I'm by no means a Lovie Smith fan. He's a fine but not spectacular coach. That's all. Yet replacing Smith with Dirk Koetter was a real head-scratcher. Although the Bucs weren't good in Smith's two seasons, he'd at least helped oversee Jameis Winston's development as one of the most exciting young QBs in the NFL. Then there was Tampa Bay's absurd decision to take a kicker, Roberto Aguayo, in the second round. The Bucs are that one acquaintance from your fantasy football league who has no idea what he or she is doing, except these decisions have real-life consequences for a football team. Maybe it will all work out, but I doubt it.
Getty ImagesScott Cunningham
Washington Redskins: Can Kirk Cousins do it again?
There's no question that this is Cousins' team. Now, he has to prove he's the solution moving forward.
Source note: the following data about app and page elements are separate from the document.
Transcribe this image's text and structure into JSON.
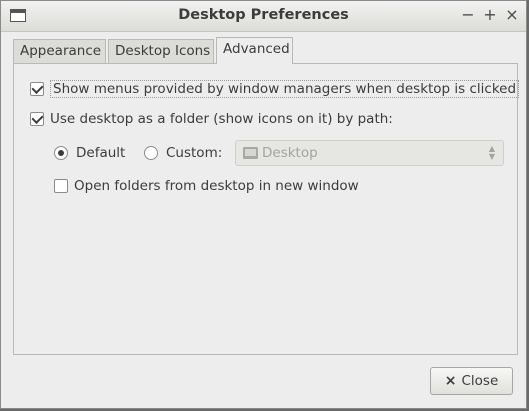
{
  "window": {
    "title": "Desktop Preferences",
    "controls": {
      "minimize": "−",
      "maximize": "+",
      "close": "×"
    }
  },
  "tabs": [
    {
      "label": "Appearance",
      "active": false
    },
    {
      "label": "Desktop Icons",
      "active": false
    },
    {
      "label": "Advanced",
      "active": true
    }
  ],
  "advanced": {
    "show_menus": {
      "label": "Show menus provided by window managers when desktop is clicked",
      "checked": true
    },
    "use_desktop_folder": {
      "label": "Use desktop as a folder (show icons on it) by path:",
      "checked": true
    },
    "path_mode": {
      "default_label": "Default",
      "custom_label": "Custom:",
      "selected": "Default"
    },
    "custom_path_value": "Desktop",
    "open_in_new_window": {
      "label": "Open folders from desktop in new window",
      "checked": false
    }
  },
  "footer": {
    "close_label": "Close",
    "close_icon": "×"
  }
}
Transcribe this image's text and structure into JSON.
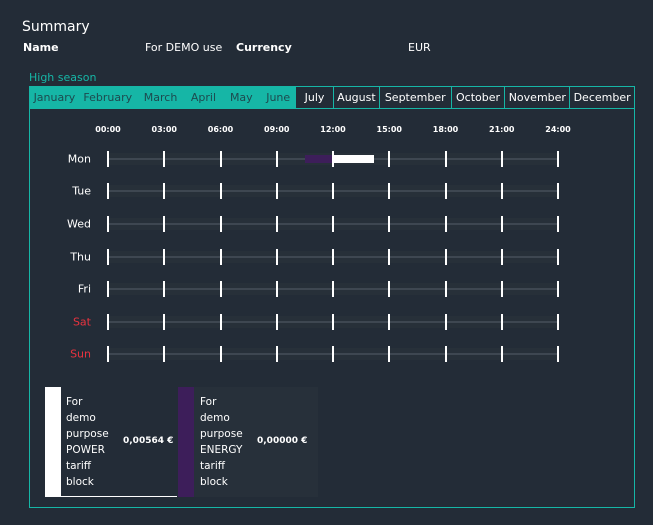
{
  "summary": {
    "title": "Summary",
    "name_label": "Name",
    "name_value": "For DEMO use",
    "currency_label": "Currency",
    "currency_value": "EUR"
  },
  "season": {
    "label": "High season",
    "months": [
      {
        "label": "January",
        "high": true
      },
      {
        "label": "February",
        "high": true
      },
      {
        "label": "March",
        "high": true
      },
      {
        "label": "April",
        "high": true
      },
      {
        "label": "May",
        "high": true
      },
      {
        "label": "June",
        "high": true
      },
      {
        "label": "July",
        "high": false
      },
      {
        "label": "August",
        "high": false
      },
      {
        "label": "September",
        "high": false
      },
      {
        "label": "October",
        "high": false
      },
      {
        "label": "November",
        "high": false
      },
      {
        "label": "December",
        "high": false
      }
    ]
  },
  "schedule": {
    "hours": [
      "00:00",
      "03:00",
      "06:00",
      "09:00",
      "12:00",
      "15:00",
      "18:00",
      "21:00",
      "24:00"
    ],
    "days": [
      {
        "label": "Mon",
        "weekend": false
      },
      {
        "label": "Tue",
        "weekend": false
      },
      {
        "label": "Wed",
        "weekend": false
      },
      {
        "label": "Thu",
        "weekend": false
      },
      {
        "label": "Fri",
        "weekend": false
      },
      {
        "label": "Sat",
        "weekend": true
      },
      {
        "label": "Sun",
        "weekend": true
      }
    ],
    "blocks": [
      {
        "day": "Mon",
        "start": 10.5,
        "end": 12.0,
        "tariff": "energy"
      },
      {
        "day": "Mon",
        "start": 12.0,
        "end": 14.2,
        "tariff": "power"
      }
    ]
  },
  "legend": {
    "power": {
      "lines": [
        "For",
        "demo",
        "purpose",
        "POWER",
        "tariff",
        "block"
      ],
      "value": "0,00564 €",
      "color": "#ffffff"
    },
    "energy": {
      "lines": [
        "For",
        "demo",
        "purpose",
        "ENERGY",
        "tariff",
        "block"
      ],
      "value": "0,00000 €",
      "color": "#3d1e5a"
    }
  },
  "colors": {
    "accent": "#16b6a6",
    "weekend": "#e8333f",
    "background": "#232c37"
  }
}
With Josh Norman in town, Washington could easily build on last year's surprising 9-7 record and win a second-straight division title for the first time since 1984 — if Cousins can lead the offense like he did in 2015.